(DESCRIPTION OF THE TASK)
In the material below, find every line containing the string "tare" and return it.
····················
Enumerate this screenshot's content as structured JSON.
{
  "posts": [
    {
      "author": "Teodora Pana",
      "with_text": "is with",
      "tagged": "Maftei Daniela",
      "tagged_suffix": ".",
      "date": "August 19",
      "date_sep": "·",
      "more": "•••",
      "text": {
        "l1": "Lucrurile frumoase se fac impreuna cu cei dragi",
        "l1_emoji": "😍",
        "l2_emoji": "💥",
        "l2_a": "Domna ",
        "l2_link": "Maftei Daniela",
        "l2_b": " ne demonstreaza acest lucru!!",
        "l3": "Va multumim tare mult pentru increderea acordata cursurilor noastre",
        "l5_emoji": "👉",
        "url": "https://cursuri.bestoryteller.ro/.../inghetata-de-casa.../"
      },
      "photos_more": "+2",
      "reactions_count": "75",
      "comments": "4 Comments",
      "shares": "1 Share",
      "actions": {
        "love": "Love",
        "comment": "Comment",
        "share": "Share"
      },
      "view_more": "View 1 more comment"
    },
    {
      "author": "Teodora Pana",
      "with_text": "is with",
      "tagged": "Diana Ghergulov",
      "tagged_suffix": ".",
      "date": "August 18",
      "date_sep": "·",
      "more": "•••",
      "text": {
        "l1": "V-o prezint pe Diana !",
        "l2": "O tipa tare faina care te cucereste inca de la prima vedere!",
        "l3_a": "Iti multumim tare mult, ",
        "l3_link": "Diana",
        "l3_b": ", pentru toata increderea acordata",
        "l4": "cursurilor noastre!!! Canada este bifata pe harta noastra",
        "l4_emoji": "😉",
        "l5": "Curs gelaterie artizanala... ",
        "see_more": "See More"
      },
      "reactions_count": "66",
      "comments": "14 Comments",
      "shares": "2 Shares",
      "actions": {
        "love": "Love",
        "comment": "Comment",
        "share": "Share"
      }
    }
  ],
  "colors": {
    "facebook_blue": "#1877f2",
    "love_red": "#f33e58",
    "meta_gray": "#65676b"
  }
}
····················
(SOLUTION TO THIS TASK)
        "l3": "Va multumim tare mult pentru increderea acordata cursurilor noastre",
        "l2": "O tipa tare faina care te cucereste inca de la prima vedere!",
        "l3_a": "Iti multumim tare mult, ",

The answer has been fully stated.